Today, product designers are confronted with complex global challenges such as resource depletion, global warming, a growing world population, increasing amount of poverty. Many of these systemic design problems can be linked to the way we design, produce and consume products. Most products today are created in a take - make - dispose system (Macarthur, 2013). They are produced by companies using scarce material and energy sources. They are sold to consumers who dispose them once they have served their purpose. This system has been really successful in offering affordable consumer products to many people. However, a lot of consumer products end up in landfills and increasingly pollute the planet (Chapman, 2006). The linear system is based on the assumption that natural resources are abundant. That assumption has been refuted by global reports such as Limits to growth: a global challenge (Club of Rome, 1972) and Our common future (WCED, 1987) issued by the World Commission on Environment and Development. However, the system remains in place and continues to negatively impact our collective environment (Hunt, 2005). Meanwhile, natural resources are declining while birthrates and the demand for affordable products are rising. It is clear that the limits of the linear system have been reached. A transition towards a sustainable way of designing, producing and using products becomes a matter of survival (Thackara, 2011). In contrast to the linear system, a circular system for designing, producing and using products holds much promise for the future (Macarthur, 2013). A system that acknowledges that resources aren’t infinite. Deploying material and energy flows as effective as possible by repurposing, restoring, reusing, recycling and sharing resources.
Following the Cradle-to-Cradle (Braungart and Mcdonough, 2002) principle where products are designed for disassembly so their parts and raw materials can be reused in infinite loops. A system where companies own the products and provide services for people to use those products, motivating companies to develop their products as efficiently as possible. Although the principle of a circular system is clear and holds much promise for the future, the transition towards it, is a complex societal challenge. It requires nothing less than a reorientation of our collective values on which the linear system was based. Whal and Baxter (2008) stress that; “The transition towards sustainability is about co-creating a human civilization that flourishes within the ecological limits of the planetary life support system.”
Emphasizing that the transition from a linear to circular system requires widespread participation from communities everywhere to shape local, regional and global visions of what a sustainable circular future might look like. Thackara (2005) argues that the complexity of sustainability cannot be resolved from a designer’s perspective alone; it requires an on-going and collaborative effort of people with various backgrounds to facilitate the transition towards a more sustainable society. Thus a transition towards a sustainable society involves both material and immaterial design challenges. Material: designing products, services and systems for optimising how resources can be used, reused, shared, recycled, etc. Immaterial: engaging communities to actively participate in shaping a circular system that promises a sustainable future. The material challenges are a prominent part of the design agenda and are represented by design movements like the Cradle-to-Cradle framework. However, the immaterial design
challenge is equally important in facilitating a transition from a linear to a circular system. The next chapter will highlight the relation between the material and immaterial nature of sustainabledesign problems.

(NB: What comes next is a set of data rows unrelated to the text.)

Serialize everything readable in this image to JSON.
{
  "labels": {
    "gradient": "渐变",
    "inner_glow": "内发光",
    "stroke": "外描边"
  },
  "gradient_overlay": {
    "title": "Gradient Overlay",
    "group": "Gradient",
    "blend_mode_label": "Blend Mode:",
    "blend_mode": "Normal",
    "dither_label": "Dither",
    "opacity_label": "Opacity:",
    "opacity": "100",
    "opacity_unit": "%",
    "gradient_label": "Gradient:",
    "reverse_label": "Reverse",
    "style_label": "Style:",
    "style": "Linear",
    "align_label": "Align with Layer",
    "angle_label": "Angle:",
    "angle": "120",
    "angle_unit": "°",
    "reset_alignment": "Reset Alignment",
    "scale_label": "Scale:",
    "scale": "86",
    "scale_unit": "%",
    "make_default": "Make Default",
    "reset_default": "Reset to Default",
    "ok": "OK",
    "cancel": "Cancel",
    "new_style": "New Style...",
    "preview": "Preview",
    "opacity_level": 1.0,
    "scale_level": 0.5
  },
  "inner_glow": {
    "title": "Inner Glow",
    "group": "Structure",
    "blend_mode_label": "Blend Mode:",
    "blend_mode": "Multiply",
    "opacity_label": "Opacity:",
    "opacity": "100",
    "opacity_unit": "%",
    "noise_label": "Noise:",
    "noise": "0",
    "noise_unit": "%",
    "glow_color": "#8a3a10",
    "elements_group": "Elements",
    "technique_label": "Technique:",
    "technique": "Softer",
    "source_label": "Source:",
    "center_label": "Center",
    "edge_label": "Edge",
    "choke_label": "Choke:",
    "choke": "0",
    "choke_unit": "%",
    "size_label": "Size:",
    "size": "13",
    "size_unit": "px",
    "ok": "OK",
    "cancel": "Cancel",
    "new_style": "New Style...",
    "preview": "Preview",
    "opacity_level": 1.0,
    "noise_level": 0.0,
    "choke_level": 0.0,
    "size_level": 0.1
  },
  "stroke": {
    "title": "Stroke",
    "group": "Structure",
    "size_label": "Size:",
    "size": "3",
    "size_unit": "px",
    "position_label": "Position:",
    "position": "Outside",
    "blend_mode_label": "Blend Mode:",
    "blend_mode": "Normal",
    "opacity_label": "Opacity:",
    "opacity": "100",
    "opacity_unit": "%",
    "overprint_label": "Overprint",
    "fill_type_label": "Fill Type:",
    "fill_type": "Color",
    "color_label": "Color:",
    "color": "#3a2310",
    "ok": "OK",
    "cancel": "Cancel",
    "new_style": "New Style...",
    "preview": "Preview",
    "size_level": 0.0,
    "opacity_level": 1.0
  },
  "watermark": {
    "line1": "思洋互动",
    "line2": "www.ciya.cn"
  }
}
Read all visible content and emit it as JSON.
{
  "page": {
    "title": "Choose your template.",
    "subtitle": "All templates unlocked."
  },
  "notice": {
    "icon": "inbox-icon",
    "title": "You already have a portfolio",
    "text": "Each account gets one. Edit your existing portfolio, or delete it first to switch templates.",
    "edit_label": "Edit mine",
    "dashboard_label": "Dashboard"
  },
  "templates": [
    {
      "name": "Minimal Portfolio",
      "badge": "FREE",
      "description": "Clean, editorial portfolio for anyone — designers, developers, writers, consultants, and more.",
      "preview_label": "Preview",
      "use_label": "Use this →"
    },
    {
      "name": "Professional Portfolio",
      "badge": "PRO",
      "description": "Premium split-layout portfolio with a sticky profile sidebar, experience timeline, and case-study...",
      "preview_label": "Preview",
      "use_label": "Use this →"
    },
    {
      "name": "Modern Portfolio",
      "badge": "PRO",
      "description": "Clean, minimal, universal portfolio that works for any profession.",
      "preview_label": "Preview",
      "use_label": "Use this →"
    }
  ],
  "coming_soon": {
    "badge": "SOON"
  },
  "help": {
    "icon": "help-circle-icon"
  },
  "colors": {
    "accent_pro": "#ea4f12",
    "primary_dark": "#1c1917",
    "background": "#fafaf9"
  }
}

  • Prof. dr. ir. Erik Mathijs (supervisor, KU Leuven)
  • Prof. dr. Veerle Van der Sluys 
    (co-supervisor, KU Leuven/LUCA)
  • Dr. Liesbeth Huybrechts (co-supervisor, UHasselt)

Research Unit: Inter-Actions

Duration: 2013-2018